A flow-chart diagram showing how FUSE works

Operation and Uses[edit]

To implement a new file system, a handler program linked to the supplied libfuse library needs to be written. The main purpose of this program is to specify how the file system is to respond to read/write/stat requests. The program is also used to mount the new file system. At the time the file system is mounted, the handler is registered with the kernel. If a user now issues read/write/stat requests for this newly mounted file system, the kernel forwards these IO-requests to the handler and then sends the handler's response back to the user.

Unmounting a FUSE-based file system with the fusermount command

FUSE is particularly useful for writing virtual file systems. Unlike traditional file systems that essentially work with data on mass storage, virtual filesystems don't actually store data themselves. They act as a view or translation of an existing file system or storage device.

In principle, any resource available to a FUSE implementation can be exported as a file system.

Example uses[edit]

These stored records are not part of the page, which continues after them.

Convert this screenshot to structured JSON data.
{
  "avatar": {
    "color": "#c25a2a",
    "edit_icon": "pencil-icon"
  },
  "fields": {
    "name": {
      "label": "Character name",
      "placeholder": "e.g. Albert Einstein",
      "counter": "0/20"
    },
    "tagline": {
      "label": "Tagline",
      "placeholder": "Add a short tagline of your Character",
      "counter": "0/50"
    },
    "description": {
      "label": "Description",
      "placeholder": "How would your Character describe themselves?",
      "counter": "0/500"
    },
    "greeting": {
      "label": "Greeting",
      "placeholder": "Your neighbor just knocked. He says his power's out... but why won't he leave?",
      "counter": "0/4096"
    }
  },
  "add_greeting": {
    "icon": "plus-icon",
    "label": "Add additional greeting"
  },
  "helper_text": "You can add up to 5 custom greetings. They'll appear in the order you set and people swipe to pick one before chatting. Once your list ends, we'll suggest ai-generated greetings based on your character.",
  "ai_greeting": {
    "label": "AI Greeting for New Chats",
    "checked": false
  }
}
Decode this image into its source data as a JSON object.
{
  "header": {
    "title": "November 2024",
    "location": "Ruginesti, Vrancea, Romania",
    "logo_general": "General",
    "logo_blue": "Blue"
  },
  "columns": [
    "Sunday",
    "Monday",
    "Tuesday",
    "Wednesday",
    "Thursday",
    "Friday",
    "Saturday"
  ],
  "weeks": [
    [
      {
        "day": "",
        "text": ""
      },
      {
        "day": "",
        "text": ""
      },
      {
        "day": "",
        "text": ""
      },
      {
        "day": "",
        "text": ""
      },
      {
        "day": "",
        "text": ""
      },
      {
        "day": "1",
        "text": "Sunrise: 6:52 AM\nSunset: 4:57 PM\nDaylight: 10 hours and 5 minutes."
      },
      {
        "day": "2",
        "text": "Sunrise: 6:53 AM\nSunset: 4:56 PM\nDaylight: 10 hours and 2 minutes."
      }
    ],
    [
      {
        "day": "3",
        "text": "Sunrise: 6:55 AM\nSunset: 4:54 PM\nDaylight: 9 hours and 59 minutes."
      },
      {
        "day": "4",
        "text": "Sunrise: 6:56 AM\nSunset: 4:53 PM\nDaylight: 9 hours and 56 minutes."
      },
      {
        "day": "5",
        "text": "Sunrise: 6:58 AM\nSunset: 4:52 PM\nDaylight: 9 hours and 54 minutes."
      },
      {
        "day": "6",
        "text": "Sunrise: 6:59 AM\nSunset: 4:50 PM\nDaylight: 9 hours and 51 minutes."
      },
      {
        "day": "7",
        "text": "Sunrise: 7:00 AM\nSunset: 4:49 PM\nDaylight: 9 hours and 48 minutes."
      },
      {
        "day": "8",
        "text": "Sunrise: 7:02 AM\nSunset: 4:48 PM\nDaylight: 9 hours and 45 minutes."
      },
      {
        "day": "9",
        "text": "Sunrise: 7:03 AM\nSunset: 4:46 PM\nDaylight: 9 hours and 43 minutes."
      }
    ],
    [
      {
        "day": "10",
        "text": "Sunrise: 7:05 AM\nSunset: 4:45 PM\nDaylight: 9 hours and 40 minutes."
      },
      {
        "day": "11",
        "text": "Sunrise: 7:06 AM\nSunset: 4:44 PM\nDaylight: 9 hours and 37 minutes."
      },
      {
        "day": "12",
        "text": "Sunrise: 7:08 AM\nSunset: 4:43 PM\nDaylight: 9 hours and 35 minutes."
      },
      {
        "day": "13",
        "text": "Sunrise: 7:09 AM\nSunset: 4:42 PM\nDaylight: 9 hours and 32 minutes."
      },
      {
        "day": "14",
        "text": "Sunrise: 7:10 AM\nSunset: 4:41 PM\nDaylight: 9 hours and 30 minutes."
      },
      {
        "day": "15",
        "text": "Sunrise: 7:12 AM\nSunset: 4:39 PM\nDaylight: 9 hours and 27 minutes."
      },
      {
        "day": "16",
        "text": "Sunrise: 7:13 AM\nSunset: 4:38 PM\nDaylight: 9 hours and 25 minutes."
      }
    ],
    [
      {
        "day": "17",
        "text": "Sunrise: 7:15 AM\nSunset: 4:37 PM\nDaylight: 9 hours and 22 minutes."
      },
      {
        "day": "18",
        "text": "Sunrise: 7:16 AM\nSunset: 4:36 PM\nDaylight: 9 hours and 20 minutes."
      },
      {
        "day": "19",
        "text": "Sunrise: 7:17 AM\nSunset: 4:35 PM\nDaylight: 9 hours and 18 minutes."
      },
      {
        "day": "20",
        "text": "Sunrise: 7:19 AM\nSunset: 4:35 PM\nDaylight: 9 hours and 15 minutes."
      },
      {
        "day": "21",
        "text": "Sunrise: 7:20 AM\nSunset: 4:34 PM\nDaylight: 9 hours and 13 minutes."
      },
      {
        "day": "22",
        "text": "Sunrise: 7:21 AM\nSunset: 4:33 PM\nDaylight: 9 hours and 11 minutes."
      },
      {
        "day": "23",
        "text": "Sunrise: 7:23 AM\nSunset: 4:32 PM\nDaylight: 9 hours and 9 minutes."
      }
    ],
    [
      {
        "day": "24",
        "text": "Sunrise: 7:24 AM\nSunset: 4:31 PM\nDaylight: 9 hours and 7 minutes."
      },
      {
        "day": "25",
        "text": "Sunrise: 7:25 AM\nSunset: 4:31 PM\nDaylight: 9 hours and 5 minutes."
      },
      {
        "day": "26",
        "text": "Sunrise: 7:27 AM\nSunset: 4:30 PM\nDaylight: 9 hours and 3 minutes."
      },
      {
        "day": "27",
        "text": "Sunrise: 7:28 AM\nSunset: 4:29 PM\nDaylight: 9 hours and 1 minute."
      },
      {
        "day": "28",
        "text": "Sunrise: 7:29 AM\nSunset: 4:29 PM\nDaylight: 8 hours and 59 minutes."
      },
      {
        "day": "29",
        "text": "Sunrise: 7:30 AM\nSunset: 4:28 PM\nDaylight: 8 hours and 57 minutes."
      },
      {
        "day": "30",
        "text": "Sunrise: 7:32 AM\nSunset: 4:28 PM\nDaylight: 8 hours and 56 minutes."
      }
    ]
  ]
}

  • archivemount
  • CloudStore (formerly, Kosmos filesystem): By mounting via FUSE, existing Linux utilities can interact with CloudStore
  • EncFS: Encrypted virtual filesystem
  • ExpanDrive: A commercial filesystem implementing SFTP/FTP/S3/Swift using FUSE
  • FTPFS
  • GDFS: Filesystem which allows you to mount your Google Drive account on Linux.
  • Gitfs: file system that fully integrates with git. You can mount a remote repository's branch locally, and any subsequent changes made to the files will be automatically committed to the remote.
  • GlusterFS: Clustered Distributed Filesystem having ability to scale up to several petabytes.
  • GmailFS: Filesystem which stores data as mail in Gmail
  • GVfs: The virtual filesystem for the GNOME desktop
  • KBFS: A distributed filesystem with end-to-end encryption and a global namespace based on KeyBase.io service that uses FUSE to create cryptographically secure file mounts.
  • Lustre cluster filesystem will use FUSE to allow it to run in userspace, so that a FreeBSD port is possible.[8] However, the ZFS-Linux port of Lustre will be running ZFS's DMU (Data Management Unit) in userspace.[9]
  • MooseFS: An open source distributed fault-tolerant file system available on every OS with FUSE implementation (Linux, FreeBSD, NetBSD, OpenSolaris, OS X), able to store petabytes of data spread over several servers visible as one resource.
  • NTFS-3G and Captive NTFS, allowing access to NTFS filesystems
  • Sector File System: Sector is a distributed file system designed for large amount of commodity computers. Sector uses FUSE to provide a mountable local file system interface
  • SSHFS: Provides access to a remote filesystem through SSH
  • Transmit: A commercial FTP client that also adds the ability to mount WebDAV, SFTP, FTP and Amazon S3 servers as disks in Finder, via MacFUSE.
  • WebDrive: A commercial filesystem implementing WebDAV, SFTP, FTP, FTPS and Amazon S3
  • WikipediaFS: View and edit Wikipedia articles as if they were real files
  • WikiroFS: An WikipediaFS alternative
  • Wuala: A multi-platform, Java-based fully OS integrated distributed file system. Using FUSE, MacFUSE and Callback File System respectively for file system integration, in addition to a Java-based app accessible from any Java-enabled web browser.
  • MinFS: MinFS is a fuse driver for Amazon S3 compatible object storage server. MinFS[10] lets you mount a remote bucket (from a S3 compatible object store), as if it were a local directory

See also[edit]

References[edit]

External links[edit]